My father recalled fishing for shad in the Connecticut River without bait. All he needed was a shiny spinner and the hungry fish then running thick toward spawning grounds would snap at it and become a meal.
The Algonquian story tells of a little porcupine who could never make friends because his spines ruined every friendship he tried to form with other woodland creatures. The poor, lonely porcupone prayed incessantly to the Great Spirit asking for help with his plight and bemoaning his lot. The porcupine prayed so often and so annoyingly that the Great Spirit became angry. He reached down, picked up the porcupine and turned him inside out then threw him into the Connecticut River where that porcupine became the first shad. That story accounts for the many fine bones in the shad.
In the centuries until the middle of the 20th when shad runs began to dramatically diminish shad was a staple food. Planked shad was a great favorite of the poet Walt Whitman. No less an authority than Cole Porter included a reference to the fish in his song Let's Do It:
Electric eels, I might add, do it,
Though it shocks them, I know.
Why ask if shad do it?
Waiter, bring me shad roe!
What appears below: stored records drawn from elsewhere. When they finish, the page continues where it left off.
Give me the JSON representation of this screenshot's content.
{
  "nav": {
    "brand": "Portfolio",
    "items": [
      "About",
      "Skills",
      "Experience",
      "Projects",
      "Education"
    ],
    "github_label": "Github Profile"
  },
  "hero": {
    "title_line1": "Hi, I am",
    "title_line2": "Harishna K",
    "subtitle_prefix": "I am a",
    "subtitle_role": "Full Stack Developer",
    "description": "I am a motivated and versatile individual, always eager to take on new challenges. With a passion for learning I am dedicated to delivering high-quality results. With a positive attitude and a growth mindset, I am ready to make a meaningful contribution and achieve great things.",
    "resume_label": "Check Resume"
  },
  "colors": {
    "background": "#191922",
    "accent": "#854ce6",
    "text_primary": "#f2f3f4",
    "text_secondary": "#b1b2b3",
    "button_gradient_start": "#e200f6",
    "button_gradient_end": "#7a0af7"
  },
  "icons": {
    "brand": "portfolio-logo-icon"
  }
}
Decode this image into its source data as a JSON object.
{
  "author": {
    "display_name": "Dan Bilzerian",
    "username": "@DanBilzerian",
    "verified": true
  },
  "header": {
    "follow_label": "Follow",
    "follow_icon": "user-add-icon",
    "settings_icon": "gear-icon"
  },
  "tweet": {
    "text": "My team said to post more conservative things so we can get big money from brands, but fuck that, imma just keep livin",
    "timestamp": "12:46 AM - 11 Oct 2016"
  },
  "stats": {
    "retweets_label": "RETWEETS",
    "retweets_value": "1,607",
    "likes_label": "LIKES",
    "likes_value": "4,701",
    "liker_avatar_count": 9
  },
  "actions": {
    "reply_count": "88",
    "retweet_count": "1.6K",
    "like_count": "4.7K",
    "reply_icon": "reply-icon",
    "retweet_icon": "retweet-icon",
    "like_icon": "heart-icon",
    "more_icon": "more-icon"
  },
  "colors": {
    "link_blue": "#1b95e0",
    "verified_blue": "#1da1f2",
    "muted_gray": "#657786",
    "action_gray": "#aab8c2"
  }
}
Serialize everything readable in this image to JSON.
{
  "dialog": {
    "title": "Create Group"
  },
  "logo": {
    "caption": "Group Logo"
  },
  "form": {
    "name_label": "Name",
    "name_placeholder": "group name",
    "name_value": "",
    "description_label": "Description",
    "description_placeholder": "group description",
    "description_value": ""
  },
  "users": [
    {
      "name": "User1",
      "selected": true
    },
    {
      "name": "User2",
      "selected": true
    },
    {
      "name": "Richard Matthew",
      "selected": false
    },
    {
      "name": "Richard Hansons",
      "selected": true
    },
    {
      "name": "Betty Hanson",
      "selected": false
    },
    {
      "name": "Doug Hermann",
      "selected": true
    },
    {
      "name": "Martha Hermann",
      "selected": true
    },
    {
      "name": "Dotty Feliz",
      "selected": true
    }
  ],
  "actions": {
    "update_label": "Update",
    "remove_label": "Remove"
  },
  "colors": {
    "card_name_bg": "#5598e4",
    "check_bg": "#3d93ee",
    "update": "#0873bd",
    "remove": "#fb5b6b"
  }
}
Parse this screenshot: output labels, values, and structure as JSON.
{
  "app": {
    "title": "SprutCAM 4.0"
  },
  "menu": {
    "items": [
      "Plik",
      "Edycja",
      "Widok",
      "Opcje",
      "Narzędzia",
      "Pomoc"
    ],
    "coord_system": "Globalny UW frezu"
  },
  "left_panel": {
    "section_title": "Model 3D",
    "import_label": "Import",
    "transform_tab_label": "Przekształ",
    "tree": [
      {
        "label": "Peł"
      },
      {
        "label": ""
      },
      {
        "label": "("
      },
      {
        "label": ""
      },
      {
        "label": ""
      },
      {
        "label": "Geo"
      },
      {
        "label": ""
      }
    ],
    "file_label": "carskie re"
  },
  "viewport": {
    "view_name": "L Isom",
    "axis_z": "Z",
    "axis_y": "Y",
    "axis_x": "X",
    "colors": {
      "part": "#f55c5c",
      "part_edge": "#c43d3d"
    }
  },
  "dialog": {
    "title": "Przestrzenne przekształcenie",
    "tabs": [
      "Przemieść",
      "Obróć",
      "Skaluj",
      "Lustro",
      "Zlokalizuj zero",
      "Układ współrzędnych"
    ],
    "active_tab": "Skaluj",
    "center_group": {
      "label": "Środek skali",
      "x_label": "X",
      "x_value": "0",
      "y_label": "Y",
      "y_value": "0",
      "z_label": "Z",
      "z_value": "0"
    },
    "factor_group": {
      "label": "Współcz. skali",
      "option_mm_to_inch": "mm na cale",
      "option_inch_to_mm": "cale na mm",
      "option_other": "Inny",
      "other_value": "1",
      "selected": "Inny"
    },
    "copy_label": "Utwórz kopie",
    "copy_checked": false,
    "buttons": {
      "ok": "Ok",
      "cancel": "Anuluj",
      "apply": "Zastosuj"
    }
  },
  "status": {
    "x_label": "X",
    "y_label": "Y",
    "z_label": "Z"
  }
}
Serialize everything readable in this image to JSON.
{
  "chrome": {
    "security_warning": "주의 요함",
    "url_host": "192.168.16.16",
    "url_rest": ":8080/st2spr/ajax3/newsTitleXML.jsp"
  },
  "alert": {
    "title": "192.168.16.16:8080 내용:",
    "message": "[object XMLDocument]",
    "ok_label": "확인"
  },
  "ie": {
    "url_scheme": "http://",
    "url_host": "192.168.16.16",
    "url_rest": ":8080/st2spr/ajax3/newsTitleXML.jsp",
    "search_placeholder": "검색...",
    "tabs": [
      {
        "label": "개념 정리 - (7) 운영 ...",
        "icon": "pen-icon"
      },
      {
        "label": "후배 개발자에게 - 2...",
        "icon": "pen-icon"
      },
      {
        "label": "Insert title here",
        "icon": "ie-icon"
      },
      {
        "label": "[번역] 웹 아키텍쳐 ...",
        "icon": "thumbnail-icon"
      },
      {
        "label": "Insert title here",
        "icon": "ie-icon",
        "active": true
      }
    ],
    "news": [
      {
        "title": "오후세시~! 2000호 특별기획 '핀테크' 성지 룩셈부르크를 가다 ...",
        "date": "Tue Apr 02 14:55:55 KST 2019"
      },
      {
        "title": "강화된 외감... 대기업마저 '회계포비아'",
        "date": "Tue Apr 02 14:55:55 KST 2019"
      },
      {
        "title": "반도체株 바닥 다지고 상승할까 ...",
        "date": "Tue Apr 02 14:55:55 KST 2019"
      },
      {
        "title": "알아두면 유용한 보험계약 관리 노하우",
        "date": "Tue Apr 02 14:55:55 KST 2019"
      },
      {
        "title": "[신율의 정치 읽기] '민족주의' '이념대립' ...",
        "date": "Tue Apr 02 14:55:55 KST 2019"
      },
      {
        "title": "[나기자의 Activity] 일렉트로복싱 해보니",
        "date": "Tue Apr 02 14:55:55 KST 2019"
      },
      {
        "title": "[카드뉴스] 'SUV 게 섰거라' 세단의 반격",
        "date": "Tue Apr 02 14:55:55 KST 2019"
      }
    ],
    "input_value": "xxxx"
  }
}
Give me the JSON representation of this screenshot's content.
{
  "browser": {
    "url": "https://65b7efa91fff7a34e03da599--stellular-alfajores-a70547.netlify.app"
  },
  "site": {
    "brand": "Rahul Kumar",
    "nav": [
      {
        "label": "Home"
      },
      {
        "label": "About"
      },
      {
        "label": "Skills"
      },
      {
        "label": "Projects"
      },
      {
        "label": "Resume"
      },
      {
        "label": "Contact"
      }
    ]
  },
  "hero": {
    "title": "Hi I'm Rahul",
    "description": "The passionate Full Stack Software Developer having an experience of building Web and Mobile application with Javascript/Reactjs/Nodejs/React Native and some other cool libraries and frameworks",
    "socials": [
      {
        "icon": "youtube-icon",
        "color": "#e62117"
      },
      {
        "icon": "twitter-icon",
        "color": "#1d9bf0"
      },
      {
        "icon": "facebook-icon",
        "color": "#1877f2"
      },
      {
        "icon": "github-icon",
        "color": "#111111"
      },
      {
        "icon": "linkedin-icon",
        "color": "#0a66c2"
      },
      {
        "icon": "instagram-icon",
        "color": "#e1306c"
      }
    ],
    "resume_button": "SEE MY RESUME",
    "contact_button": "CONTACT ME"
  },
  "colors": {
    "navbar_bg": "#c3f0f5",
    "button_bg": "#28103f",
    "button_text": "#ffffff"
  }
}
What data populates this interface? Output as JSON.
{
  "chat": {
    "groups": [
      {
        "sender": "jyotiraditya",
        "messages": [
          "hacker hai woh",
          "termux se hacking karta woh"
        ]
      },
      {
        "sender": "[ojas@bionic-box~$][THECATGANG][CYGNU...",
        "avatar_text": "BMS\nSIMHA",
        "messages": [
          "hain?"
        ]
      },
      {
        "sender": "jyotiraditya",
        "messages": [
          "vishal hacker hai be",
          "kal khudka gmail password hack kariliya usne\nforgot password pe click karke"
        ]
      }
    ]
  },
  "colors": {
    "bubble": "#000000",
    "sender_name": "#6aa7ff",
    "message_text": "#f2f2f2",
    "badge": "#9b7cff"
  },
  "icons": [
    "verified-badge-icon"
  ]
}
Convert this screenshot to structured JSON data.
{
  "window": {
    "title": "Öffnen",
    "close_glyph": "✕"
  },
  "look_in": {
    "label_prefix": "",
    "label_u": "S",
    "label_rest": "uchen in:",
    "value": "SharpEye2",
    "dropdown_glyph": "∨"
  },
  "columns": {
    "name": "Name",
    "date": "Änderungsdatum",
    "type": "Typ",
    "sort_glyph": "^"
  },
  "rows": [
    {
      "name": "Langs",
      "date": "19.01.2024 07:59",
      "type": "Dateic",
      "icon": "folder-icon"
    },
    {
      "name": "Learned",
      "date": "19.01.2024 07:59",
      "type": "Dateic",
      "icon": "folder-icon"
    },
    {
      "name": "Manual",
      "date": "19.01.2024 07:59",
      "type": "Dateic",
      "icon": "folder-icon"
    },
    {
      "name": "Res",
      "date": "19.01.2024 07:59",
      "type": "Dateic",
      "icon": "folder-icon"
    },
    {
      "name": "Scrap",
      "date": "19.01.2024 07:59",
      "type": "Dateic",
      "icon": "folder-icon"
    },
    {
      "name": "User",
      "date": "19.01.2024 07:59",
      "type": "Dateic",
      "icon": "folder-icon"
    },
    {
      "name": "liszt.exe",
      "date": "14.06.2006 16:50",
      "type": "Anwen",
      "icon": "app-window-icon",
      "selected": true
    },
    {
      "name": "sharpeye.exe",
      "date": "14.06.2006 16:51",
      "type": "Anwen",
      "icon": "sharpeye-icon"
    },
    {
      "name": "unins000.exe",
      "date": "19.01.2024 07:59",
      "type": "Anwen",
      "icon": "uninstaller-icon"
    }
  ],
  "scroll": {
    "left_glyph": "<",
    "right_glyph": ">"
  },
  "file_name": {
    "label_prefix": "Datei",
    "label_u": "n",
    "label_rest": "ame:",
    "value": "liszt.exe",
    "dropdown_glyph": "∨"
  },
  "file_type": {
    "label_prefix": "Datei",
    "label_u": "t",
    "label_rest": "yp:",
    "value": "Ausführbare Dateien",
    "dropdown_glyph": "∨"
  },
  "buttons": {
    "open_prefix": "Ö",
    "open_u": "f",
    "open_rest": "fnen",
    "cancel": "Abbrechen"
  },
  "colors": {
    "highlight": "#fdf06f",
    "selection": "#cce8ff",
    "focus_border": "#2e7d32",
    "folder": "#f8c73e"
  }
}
I now live in Washington state where shad is known but not as a food fish. Salmon out here is king (and cohoe, etc.) but as the forsythia brightens the landscape, crabapples, dogwood and magnolias bloom above the crocuses and daffodils, I wish I were making the beautiful drive south along Saybrook Road, south from Middletown to Spencer's for some fillets and roe and the remembrance of those by-gone days.